## Page and application data records:
..........

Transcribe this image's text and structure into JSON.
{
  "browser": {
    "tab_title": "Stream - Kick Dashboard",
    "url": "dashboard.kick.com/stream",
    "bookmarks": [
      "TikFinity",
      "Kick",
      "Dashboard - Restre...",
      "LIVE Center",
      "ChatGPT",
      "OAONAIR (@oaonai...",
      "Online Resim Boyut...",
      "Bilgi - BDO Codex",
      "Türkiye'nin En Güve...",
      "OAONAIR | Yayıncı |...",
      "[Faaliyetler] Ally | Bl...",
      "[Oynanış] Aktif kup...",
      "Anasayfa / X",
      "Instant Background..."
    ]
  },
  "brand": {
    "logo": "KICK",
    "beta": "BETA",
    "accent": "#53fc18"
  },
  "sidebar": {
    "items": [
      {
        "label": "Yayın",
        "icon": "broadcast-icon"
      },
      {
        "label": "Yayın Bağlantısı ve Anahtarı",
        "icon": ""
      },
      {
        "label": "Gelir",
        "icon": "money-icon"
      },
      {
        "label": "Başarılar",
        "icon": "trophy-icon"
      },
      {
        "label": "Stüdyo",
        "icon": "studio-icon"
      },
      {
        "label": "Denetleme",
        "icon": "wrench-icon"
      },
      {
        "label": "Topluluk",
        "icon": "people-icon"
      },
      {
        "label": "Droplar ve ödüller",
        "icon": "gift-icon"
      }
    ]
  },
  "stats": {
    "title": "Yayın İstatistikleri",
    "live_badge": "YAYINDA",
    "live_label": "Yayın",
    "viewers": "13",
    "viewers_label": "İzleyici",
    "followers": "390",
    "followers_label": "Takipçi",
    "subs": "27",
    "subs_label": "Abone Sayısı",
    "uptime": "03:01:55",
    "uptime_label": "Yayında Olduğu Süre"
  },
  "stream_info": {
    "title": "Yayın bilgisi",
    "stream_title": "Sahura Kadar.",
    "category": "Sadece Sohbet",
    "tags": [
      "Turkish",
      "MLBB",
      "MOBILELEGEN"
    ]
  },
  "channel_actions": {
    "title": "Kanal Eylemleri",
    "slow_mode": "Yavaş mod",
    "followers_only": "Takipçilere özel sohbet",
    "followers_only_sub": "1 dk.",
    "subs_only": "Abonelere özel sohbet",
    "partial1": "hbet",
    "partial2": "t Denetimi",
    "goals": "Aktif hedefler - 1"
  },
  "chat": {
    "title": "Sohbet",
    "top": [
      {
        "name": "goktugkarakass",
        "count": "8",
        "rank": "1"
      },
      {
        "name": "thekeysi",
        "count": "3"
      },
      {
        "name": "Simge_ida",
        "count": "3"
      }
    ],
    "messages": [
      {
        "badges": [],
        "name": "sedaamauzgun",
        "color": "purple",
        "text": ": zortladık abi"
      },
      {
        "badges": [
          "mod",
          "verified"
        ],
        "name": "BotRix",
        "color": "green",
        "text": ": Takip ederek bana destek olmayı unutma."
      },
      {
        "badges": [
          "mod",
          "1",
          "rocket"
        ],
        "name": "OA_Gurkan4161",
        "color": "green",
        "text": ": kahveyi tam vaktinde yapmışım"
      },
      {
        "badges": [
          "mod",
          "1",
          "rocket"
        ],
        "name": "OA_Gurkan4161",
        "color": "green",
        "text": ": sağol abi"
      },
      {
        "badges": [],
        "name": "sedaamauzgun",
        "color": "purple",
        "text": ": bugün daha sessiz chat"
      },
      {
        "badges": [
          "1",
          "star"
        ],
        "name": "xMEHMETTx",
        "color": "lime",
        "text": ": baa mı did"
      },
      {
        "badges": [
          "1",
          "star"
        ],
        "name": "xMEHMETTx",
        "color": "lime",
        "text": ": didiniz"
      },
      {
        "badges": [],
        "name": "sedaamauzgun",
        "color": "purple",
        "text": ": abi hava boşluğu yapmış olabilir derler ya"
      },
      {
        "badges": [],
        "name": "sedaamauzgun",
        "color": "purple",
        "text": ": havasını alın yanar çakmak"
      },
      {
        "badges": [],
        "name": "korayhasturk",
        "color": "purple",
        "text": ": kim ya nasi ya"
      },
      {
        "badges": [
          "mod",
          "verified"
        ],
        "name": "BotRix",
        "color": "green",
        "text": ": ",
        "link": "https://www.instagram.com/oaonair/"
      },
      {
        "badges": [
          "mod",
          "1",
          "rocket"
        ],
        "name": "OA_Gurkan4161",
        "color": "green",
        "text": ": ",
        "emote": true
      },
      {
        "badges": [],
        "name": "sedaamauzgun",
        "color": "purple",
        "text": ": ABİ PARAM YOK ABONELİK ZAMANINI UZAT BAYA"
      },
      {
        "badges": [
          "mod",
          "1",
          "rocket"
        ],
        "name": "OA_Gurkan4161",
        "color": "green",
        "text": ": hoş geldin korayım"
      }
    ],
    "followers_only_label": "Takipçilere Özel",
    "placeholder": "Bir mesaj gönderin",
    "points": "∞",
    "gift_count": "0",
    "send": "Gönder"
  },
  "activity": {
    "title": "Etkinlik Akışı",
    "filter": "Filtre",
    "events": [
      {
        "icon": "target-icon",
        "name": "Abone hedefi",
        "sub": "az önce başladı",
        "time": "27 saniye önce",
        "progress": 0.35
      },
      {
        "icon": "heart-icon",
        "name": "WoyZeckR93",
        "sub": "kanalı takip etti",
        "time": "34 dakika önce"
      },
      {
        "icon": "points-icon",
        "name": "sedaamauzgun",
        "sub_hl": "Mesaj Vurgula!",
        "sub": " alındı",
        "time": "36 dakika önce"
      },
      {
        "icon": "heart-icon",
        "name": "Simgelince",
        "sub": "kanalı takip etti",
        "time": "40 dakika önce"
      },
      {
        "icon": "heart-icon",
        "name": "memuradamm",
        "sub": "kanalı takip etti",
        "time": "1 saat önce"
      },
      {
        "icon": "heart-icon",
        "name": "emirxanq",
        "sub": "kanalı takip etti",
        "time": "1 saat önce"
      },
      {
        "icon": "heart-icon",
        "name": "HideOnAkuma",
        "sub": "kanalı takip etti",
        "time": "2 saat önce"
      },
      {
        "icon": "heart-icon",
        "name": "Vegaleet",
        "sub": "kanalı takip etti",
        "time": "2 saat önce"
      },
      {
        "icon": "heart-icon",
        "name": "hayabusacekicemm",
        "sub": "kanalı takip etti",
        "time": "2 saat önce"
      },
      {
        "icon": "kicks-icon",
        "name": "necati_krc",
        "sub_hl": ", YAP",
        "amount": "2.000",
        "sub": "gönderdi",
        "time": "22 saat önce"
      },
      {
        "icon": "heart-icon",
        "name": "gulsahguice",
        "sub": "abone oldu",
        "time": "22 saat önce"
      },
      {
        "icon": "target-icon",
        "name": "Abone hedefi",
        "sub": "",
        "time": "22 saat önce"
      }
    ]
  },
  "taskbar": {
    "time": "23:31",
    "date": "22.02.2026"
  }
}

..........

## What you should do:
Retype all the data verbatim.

## Task output:
Transcribe this image's text and structure into JSON.
{
  "browser": {
    "tab_title": "Stream - Kick Dashboard",
    "url": "dashboard.kick.com/stream",
    "bookmarks": [
      "TikFinity",
      "Kick",
      "Dashboard - Restre...",
      "LIVE Center",
      "ChatGPT",
      "OAONAIR (@oaonai...",
      "Online Resim Boyut...",
      "Bilgi - BDO Codex",
      "Türkiye'nin En Güve...",
      "OAONAIR | Yayıncı |...",
      "[Faaliyetler] Ally | Bl...",
      "[Oynanış] Aktif kup...",
      "Anasayfa / X",
      "Instant Background..."
    ]
  },
  "brand": {
    "logo": "KICK",
    "beta": "BETA",
    "accent": "#53fc18"
  },
  "sidebar": {
    "items": [
      {
        "label": "Yayın",
        "icon": "broadcast-icon"
      },
      {
        "label": "Yayın Bağlantısı ve Anahtarı",
        "icon": ""
      },
      {
        "label": "Gelir",
        "icon": "money-icon"
      },
      {
        "label": "Başarılar",
        "icon": "trophy-icon"
      },
      {
        "label": "Stüdyo",
        "icon": "studio-icon"
      },
      {
        "label": "Denetleme",
        "icon": "wrench-icon"
      },
      {
        "label": "Topluluk",
        "icon": "people-icon"
      },
      {
        "label": "Droplar ve ödüller",
        "icon": "gift-icon"
      }
    ]
  },
  "stats": {
    "title": "Yayın İstatistikleri",
    "live_badge": "YAYINDA",
    "live_label": "Yayın",
    "viewers": "13",
    "viewers_label": "İzleyici",
    "followers": "390",
    "followers_label": "Takipçi",
    "subs": "27",
    "subs_label": "Abone Sayısı",
    "uptime": "03:01:55",
    "uptime_label": "Yayında Olduğu Süre"
  },
  "stream_info": {
    "title": "Yayın bilgisi",
    "stream_title": "Sahura Kadar.",
    "category": "Sadece Sohbet",
    "tags": [
      "Turkish",
      "MLBB",
      "MOBILELEGEN"
    ]
  },
  "channel_actions": {
    "title": "Kanal Eylemleri",
    "slow_mode": "Yavaş mod",
    "followers_only": "Takipçilere özel sohbet",
    "followers_only_sub": "1 dk.",
    "subs_only": "Abonelere özel sohbet",
    "partial1": "hbet",
    "partial2": "t Denetimi",
    "goals": "Aktif hedefler - 1"
  },
  "chat": {
    "title": "Sohbet",
    "top": [
      {
        "name": "goktugkarakass",
        "count": "8",
        "rank": "1"
      },
      {
        "name": "thekeysi",
        "count": "3"
      },
      {
        "name": "Simge_ida",
        "count": "3"
      }
    ],
    "messages": [
      {
        "badges": [],
        "name": "sedaamauzgun",
        "color": "purple",
        "text": ": zortladık abi"
      },
      {
        "badges": [
          "mod",
          "verified"
        ],
        "name": "BotRix",
        "color": "green",
        "text": ": Takip ederek bana destek olmayı unutma."
      },
      {
        "badges": [
          "mod",
          "1",
          "rocket"
        ],
        "name": "OA_Gurkan4161",
        "color": "green",
        "text": ": kahveyi tam vaktinde yapmışım"
      },
      {
        "badges": [
          "mod",
          "1",
          "rocket"
        ],
        "name": "OA_Gurkan4161",
        "color": "green",
        "text": ": sağol abi"
      },
      {
        "badges": [],
        "name": "sedaamauzgun",
        "color": "purple",
        "text": ": bugün daha sessiz chat"
      },
      {
        "badges": [
          "1",
          "star"
        ],
        "name": "xMEHMETTx",
        "color": "lime",
        "text": ": baa mı did"
      },
      {
        "badges": [
          "1",
          "star"
        ],
        "name": "xMEHMETTx",
        "color": "lime",
        "text": ": didiniz"
      },
      {
        "badges": [],
        "name": "sedaamauzgun",
        "color": "purple",
        "text": ": abi hava boşluğu yapmış olabilir derler ya"
      },
      {
        "badges": [],
        "name": "sedaamauzgun",
        "color": "purple",
        "text": ": havasını alın yanar çakmak"
      },
      {
        "badges": [],
        "name": "korayhasturk",
        "color": "purple",
        "text": ": kim ya nasi ya"
      },
      {
        "badges": [
          "mod",
          "verified"
        ],
        "name": "BotRix",
        "color": "green",
        "text": ": ",
        "link": "https://www.instagram.com/oaonair/"
      },
      {
        "badges": [
          "mod",
          "1",
          "rocket"
        ],
        "name": "OA_Gurkan4161",
        "color": "green",
        "text": ": ",
        "emote": true
      },
      {
        "badges": [],
        "name": "sedaamauzgun",
        "color": "purple",
        "text": ": ABİ PARAM YOK ABONELİK ZAMANINI UZAT BAYA"
      },
      {
        "badges": [
          "mod",
          "1",
          "rocket"
        ],
        "name": "OA_Gurkan4161",
        "color": "green",
        "text": ": hoş geldin korayım"
      }
    ],
    "followers_only_label": "Takipçilere Özel",
    "placeholder": "Bir mesaj gönderin",
    "points": "∞",
    "gift_count": "0",
    "send": "Gönder"
  },
  "activity": {
    "title": "Etkinlik Akışı",
    "filter": "Filtre",
    "events": [
      {
        "icon": "target-icon",
        "name": "Abone hedefi",
        "sub": "az önce başladı",
        "time": "27 saniye önce",
        "progress": 0.35
      },
      {
        "icon": "heart-icon",
        "name": "WoyZeckR93",
        "sub": "kanalı takip etti",
        "time": "34 dakika önce"
      },
      {
        "icon": "points-icon",
        "name": "sedaamauzgun",
        "sub_hl": "Mesaj Vurgula!",
        "sub": " alındı",
        "time": "36 dakika önce"
      },
      {
        "icon": "heart-icon",
        "name": "Simgelince",
        "sub": "kanalı takip etti",
        "time": "40 dakika önce"
      },
      {
        "icon": "heart-icon",
        "name": "memuradamm",
        "sub": "kanalı takip etti",
        "time": "1 saat önce"
      },
      {
        "icon": "heart-icon",
        "name": "emirxanq",
        "sub": "kanalı takip etti",
        "time": "1 saat önce"
      },
      {
        "icon": "heart-icon",
        "name": "HideOnAkuma",
        "sub": "kanalı takip etti",
        "time": "2 saat önce"
      },
      {
        "icon": "heart-icon",
        "name": "Vegaleet",
        "sub": "kanalı takip etti",
        "time": "2 saat önce"
      },
      {
        "icon": "heart-icon",
        "name": "hayabusacekicemm",
        "sub": "kanalı takip etti",
        "time": "2 saat önce"
      },
      {
        "icon": "kicks-icon",
        "name": "necati_krc",
        "sub_hl": ", YAP",
        "amount": "2.000",
        "sub": "gönderdi",
        "time": "22 saat önce"
      },
      {
        "icon": "heart-icon",
        "name": "gulsahguice",
        "sub": "abone oldu",
        "time": "22 saat önce"
      },
      {
        "icon": "target-icon",
        "name": "Abone hedefi",
        "sub": "",
        "time": "22 saat önce"
      }
    ]
  },
  "taskbar": {
    "time": "23:31",
    "date": "22.02.2026"
  }
}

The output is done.